● What is needed
Return all lines from the listing below in which the string "JSON" occurs.

--- START ---

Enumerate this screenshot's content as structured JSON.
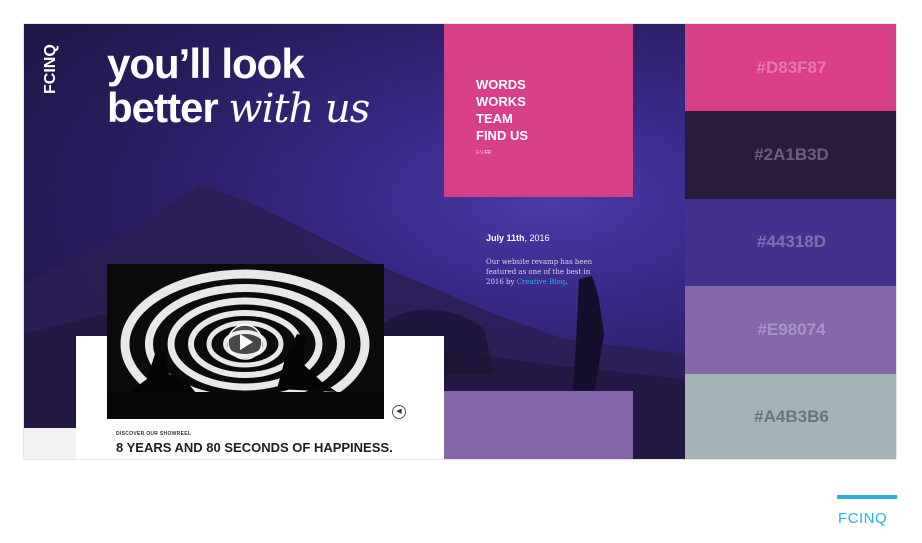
{
  "hero": {
    "logo": "FCINQ",
    "headline_line1": "you’ll look",
    "headline_line2_bold": "better",
    "headline_line2_script": "with us"
  },
  "menu": {
    "items": [
      "WORDS",
      "WORKS",
      "TEAM",
      "FIND US"
    ],
    "languages": [
      "EN",
      "FR"
    ]
  },
  "news": {
    "date_bold": "July 11th",
    "date_year": ", 2016",
    "text": "Our website revamp has been featured as one of the best in 2016 by ",
    "link": "Creative Bloq",
    "text_end": "."
  },
  "video": {
    "caption_small": "DISCOVER OUR SHOWREEL",
    "caption_big": "8 YEARS AND 80 SECONDS OF HAPPINESS.",
    "sound_icon": "speaker-icon",
    "play_icon": "play-icon"
  },
  "palette": [
    {
      "hex_label": "#D83F87",
      "color": "#d83f87"
    },
    {
      "hex_label": "#2A1B3D",
      "color": "#2a1b3d"
    },
    {
      "hex_label": "#44318D",
      "color": "#44318d"
    },
    {
      "hex_label": "#E98074",
      "color": "#8466a9"
    },
    {
      "hex_label": "#A4B3B6",
      "color": "#a4b3b6"
    }
  ],
  "source": {
    "label": "FCINQ"
  }
}
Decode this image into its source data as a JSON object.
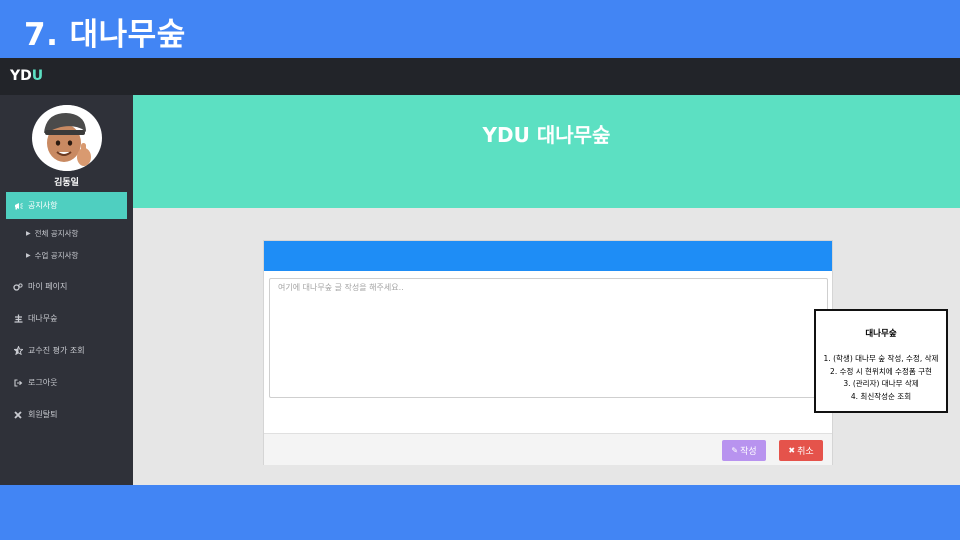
{
  "slide": {
    "title": "7. 대나무숲"
  },
  "topbar": {
    "brand_main": "YD",
    "brand_accent": "U"
  },
  "sidebar": {
    "username": "김동일",
    "items": [
      {
        "label": "공지사항",
        "icon": "megaphone-icon",
        "active": true
      },
      {
        "label": "마이 페이지",
        "icon": "cogs-icon"
      },
      {
        "label": "대나무숲",
        "icon": "bamboo-icon"
      },
      {
        "label": "교수진 평가 조회",
        "icon": "star-half-icon"
      },
      {
        "label": "로그아웃",
        "icon": "sign-out-icon"
      },
      {
        "label": "회원탈퇴",
        "icon": "close-icon"
      }
    ],
    "sub_items": [
      {
        "label": "전체 공지사항"
      },
      {
        "label": "수업 공지사항"
      }
    ]
  },
  "hero": {
    "title": "YDU 대나무숲"
  },
  "editor": {
    "placeholder": "여기에 대나무숲 글 작성을 해주세요..",
    "value": "",
    "write_label": "작성",
    "cancel_label": "취소"
  },
  "note": {
    "title": "대나무숲",
    "lines": [
      "1. (학생) 대나무 숲 작성, 수정, 삭제",
      "2. 수정 시 현위치에 수정폼 구현",
      "3. (관리자) 대나무 삭제",
      "4. 최신작성순 조회"
    ]
  },
  "colors": {
    "slide_bg": "#4285f4",
    "topbar": "#222429",
    "sidebar": "#2f3139",
    "sidebar_active": "#4fcfc0",
    "hero": "#5ce0c2",
    "card_header": "#1e8df6",
    "write_button": "#b893ef",
    "cancel_button": "#e5534b"
  }
}
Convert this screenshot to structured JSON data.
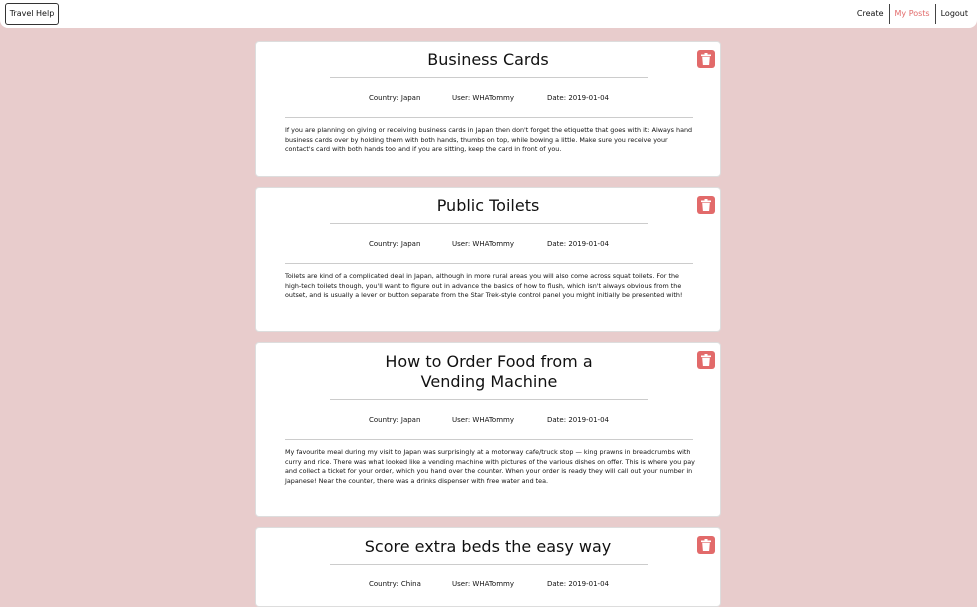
{
  "navbar": {
    "brand": "Travel Help",
    "links": [
      {
        "label": "Create"
      },
      {
        "label": "My Posts"
      },
      {
        "label": "Logout"
      }
    ]
  },
  "posts": [
    {
      "title": "Business Cards",
      "country": "Country: Japan",
      "user": "User: WHATommy",
      "date": "Date: 2019-01-04",
      "body": "If you are planning on giving or receiving business cards in Japan then don't forget the etiquette that goes with it: Always hand business cards over by holding them with both hands, thumbs on top, while bowing a little. Make sure you receive your contact's card with both hands too and if you are sitting, keep the card in front of you."
    },
    {
      "title": "Public Toilets",
      "country": "Country: Japan",
      "user": "User: WHATommy",
      "date": "Date: 2019-01-04",
      "body": "Toilets are kind of a complicated deal in Japan, although in more rural areas you will also come across squat toilets. For the high-tech toilets though, you'll want to figure out in advance the basics of how to flush, which isn't always obvious from the outset, and is usually a lever or button separate from the Star Trek-style control panel you might initially be presented with!"
    },
    {
      "title": "How to Order Food from a Vending Machine",
      "country": "Country: Japan",
      "user": "User: WHATommy",
      "date": "Date: 2019-01-04",
      "body": "My favourite meal during my visit to Japan was surprisingly at a motorway cafe/truck stop — king prawns in breadcrumbs with curry and rice. There was what looked like a vending machine with pictures of the various dishes on offer. This is where you pay and collect a ticket for your order, which you hand over the counter. When your order is ready they will call out your number in Japanese! Near the counter, there was a drinks dispenser with free water and tea."
    },
    {
      "title": "Score extra beds the easy way",
      "country": "Country: China",
      "user": "User: WHATommy",
      "date": "Date: 2019-01-04",
      "body": ""
    }
  ],
  "colors": {
    "background": "#e8cccc",
    "accent": "#e26a6a",
    "card": "#ffffff"
  },
  "icons": {
    "delete": "trash-icon"
  }
}
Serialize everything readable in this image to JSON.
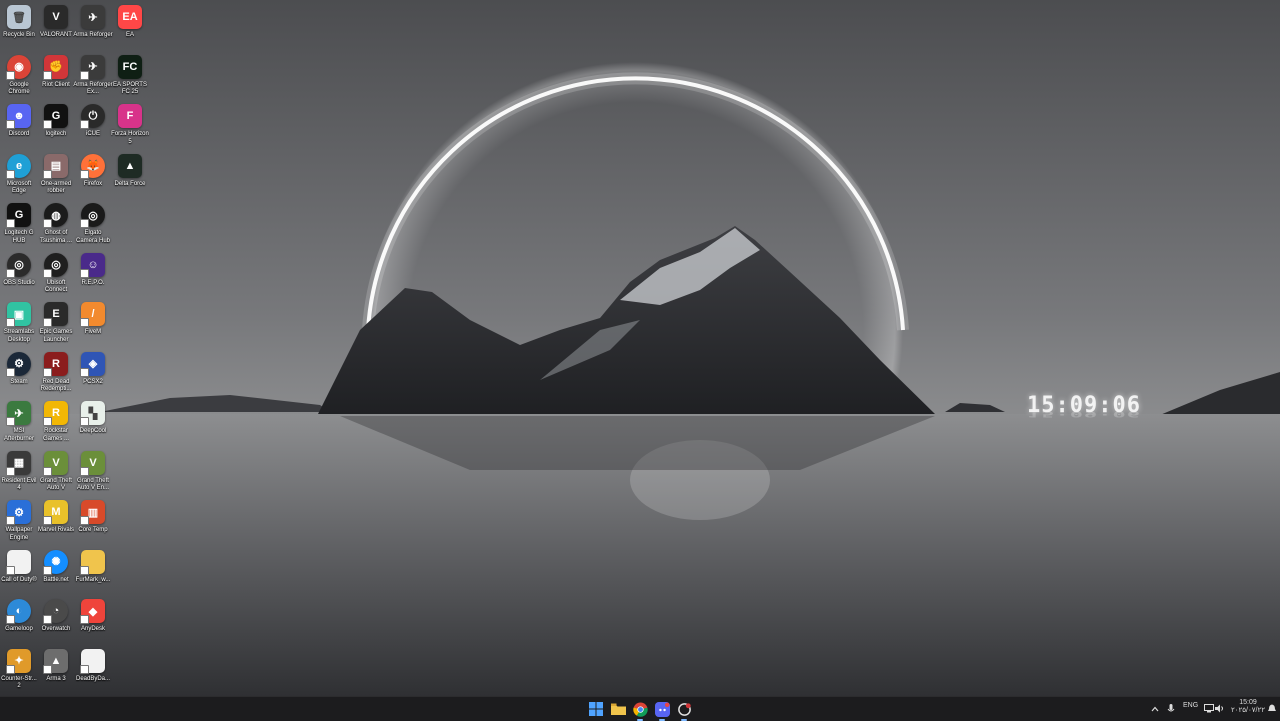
{
  "desktop": {
    "columns": [
      [
        {
          "label": "Recycle Bin",
          "icon": "recycle-bin-icon",
          "color": "#b9c6d3",
          "glyph": "🗑"
        },
        {
          "label": "Google Chrome",
          "icon": "chrome-icon",
          "color": "#db4437",
          "glyph": "◉"
        },
        {
          "label": "Discord",
          "icon": "discord-icon",
          "color": "#5865f2",
          "glyph": "☻"
        },
        {
          "label": "Microsoft Edge",
          "icon": "edge-icon",
          "color": "#1fa0d6",
          "glyph": "e"
        },
        {
          "label": "Logitech G HUB",
          "icon": "logitech-g-icon",
          "color": "#111111",
          "glyph": "G"
        },
        {
          "label": "OBS Studio",
          "icon": "obs-icon",
          "color": "#2b2b2b",
          "glyph": "◎"
        },
        {
          "label": "Streamlabs Desktop",
          "icon": "streamlabs-icon",
          "color": "#31c3a2",
          "glyph": "▣"
        },
        {
          "label": "Steam",
          "icon": "steam-icon",
          "color": "#1b2838",
          "glyph": "⚙"
        },
        {
          "label": "MSI Afterburner",
          "icon": "msi-afterburner-icon",
          "color": "#3b7a3f",
          "glyph": "✈"
        },
        {
          "label": "Resident Evil 4",
          "icon": "resident-evil-icon",
          "color": "#3a3a3a",
          "glyph": "▦"
        },
        {
          "label": "Wallpaper Engine",
          "icon": "wallpaper-engine-icon",
          "color": "#2a6fd8",
          "glyph": "⚙"
        },
        {
          "label": "Call of Duty®",
          "icon": "file-icon",
          "color": "#f2f2f2",
          "glyph": ""
        },
        {
          "label": "Gameloop",
          "icon": "gameloop-icon",
          "color": "#2d8ad8",
          "glyph": "◐"
        },
        {
          "label": "Counter-Str... 2",
          "icon": "counter-strike-icon",
          "color": "#e09a2a",
          "glyph": "✦"
        }
      ],
      [
        {
          "label": "VALORANT",
          "icon": "valorant-icon",
          "color": "#2a2a2a",
          "glyph": "V"
        },
        {
          "label": "Riot Client",
          "icon": "riot-client-icon",
          "color": "#d13639",
          "glyph": "✊"
        },
        {
          "label": "logitech",
          "icon": "logitech-icon",
          "color": "#111111",
          "glyph": "G"
        },
        {
          "label": "One-armed robber",
          "icon": "one-armed-robber-icon",
          "color": "#8a6a6a",
          "glyph": "▤"
        },
        {
          "label": "Ghost of Tsushima ...",
          "icon": "ghost-of-tsushima-icon",
          "color": "#1b1b1b",
          "glyph": "◍"
        },
        {
          "label": "Ubisoft Connect",
          "icon": "ubisoft-icon",
          "color": "#1f1f1f",
          "glyph": "◎"
        },
        {
          "label": "Epic Games Launcher",
          "icon": "epic-games-icon",
          "color": "#2a2a2a",
          "glyph": "E"
        },
        {
          "label": "Red Dead Redempti...",
          "icon": "red-dead-icon",
          "color": "#8b1d1d",
          "glyph": "R"
        },
        {
          "label": "Rockstar Games ...",
          "icon": "rockstar-icon",
          "color": "#f2b705",
          "glyph": "R"
        },
        {
          "label": "Grand Theft Auto V",
          "icon": "gta-v-icon",
          "color": "#6b8f3a",
          "glyph": "V"
        },
        {
          "label": "Marvel Rivals",
          "icon": "marvel-rivals-icon",
          "color": "#e9c12a",
          "glyph": "M"
        },
        {
          "label": "Battle.net",
          "icon": "battlenet-icon",
          "color": "#148eff",
          "glyph": "✺"
        },
        {
          "label": "Overwatch",
          "icon": "overwatch-icon",
          "color": "#4a4a4a",
          "glyph": "◔"
        },
        {
          "label": "Arma 3",
          "icon": "arma-3-icon",
          "color": "#6d6d6d",
          "glyph": "▲"
        }
      ],
      [
        {
          "label": "Arma Reforger",
          "icon": "arma-reforger-icon",
          "color": "#3b3b3b",
          "glyph": "✈"
        },
        {
          "label": "Arma Reforger Ex...",
          "icon": "arma-reforger-icon",
          "color": "#3b3b3b",
          "glyph": "✈"
        },
        {
          "label": "iCUE",
          "icon": "icue-icon",
          "color": "#2a2a2a",
          "glyph": "⏻"
        },
        {
          "label": "Firefox",
          "icon": "firefox-icon",
          "color": "#ff7139",
          "glyph": "🦊"
        },
        {
          "label": "Elgato Camera Hub",
          "icon": "elgato-icon",
          "color": "#1a1a1a",
          "glyph": "◎"
        },
        {
          "label": "R.E.P.O.",
          "icon": "repo-icon",
          "color": "#4a2a8a",
          "glyph": "☺"
        },
        {
          "label": "FiveM",
          "icon": "fivem-icon",
          "color": "#f28a2e",
          "glyph": "/"
        },
        {
          "label": "PCSX2",
          "icon": "pcsx2-icon",
          "color": "#2f55b5",
          "glyph": "◈"
        },
        {
          "label": "DeepCool",
          "icon": "deepcool-icon",
          "color": "#e8f0ea",
          "glyph": "▚"
        },
        {
          "label": "Grand Theft Auto V En...",
          "icon": "gta-v-icon",
          "color": "#6b8f3a",
          "glyph": "V"
        },
        {
          "label": "Core Temp",
          "icon": "core-temp-icon",
          "color": "#d84a2a",
          "glyph": "▥"
        },
        {
          "label": "FurMark_w...",
          "icon": "folder-icon",
          "color": "#f0c44c",
          "glyph": ""
        },
        {
          "label": "AnyDesk",
          "icon": "anydesk-icon",
          "color": "#ef443b",
          "glyph": "◆"
        },
        {
          "label": "DeadByDa...",
          "icon": "file-icon",
          "color": "#f2f2f2",
          "glyph": ""
        }
      ],
      [
        {
          "label": "EA",
          "icon": "ea-icon",
          "color": "#ff4747",
          "glyph": "EA"
        },
        {
          "label": "EA SPORTS FC 25",
          "icon": "ea-fc-icon",
          "color": "#0f1f14",
          "glyph": "FC"
        },
        {
          "label": "Forza Horizon 5",
          "icon": "forza-icon",
          "color": "#d8338a",
          "glyph": "F"
        },
        {
          "label": "Delta Force",
          "icon": "delta-force-icon",
          "color": "#1e2b24",
          "glyph": "▲"
        }
      ]
    ]
  },
  "clock": {
    "time": "15:09:06"
  },
  "taskbar": {
    "apps": [
      {
        "name": "start-button",
        "icon": "windows-start-icon",
        "color": "#4fa3ff"
      },
      {
        "name": "file-explorer-button",
        "icon": "folder-icon",
        "color": "#f0c44c"
      },
      {
        "name": "chrome-taskbar-button",
        "icon": "chrome-icon",
        "color": "#db4437"
      },
      {
        "name": "discord-taskbar-button",
        "icon": "discord-icon",
        "color": "#5865f2"
      },
      {
        "name": "riot-taskbar-button",
        "icon": "riot-client-icon",
        "color": "#d13639"
      }
    ],
    "tray": {
      "language": "ENG",
      "time": "15:09",
      "date": "۲۰۲۵/۰۷/۲۲"
    }
  }
}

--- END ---

● Task result
Enumerate this screenshot's content as structured JSON.
Decode this image into its source data as a JSON object.
Convert this screenshot to structured JSON data.
Serialize everything readable in this image to JSON.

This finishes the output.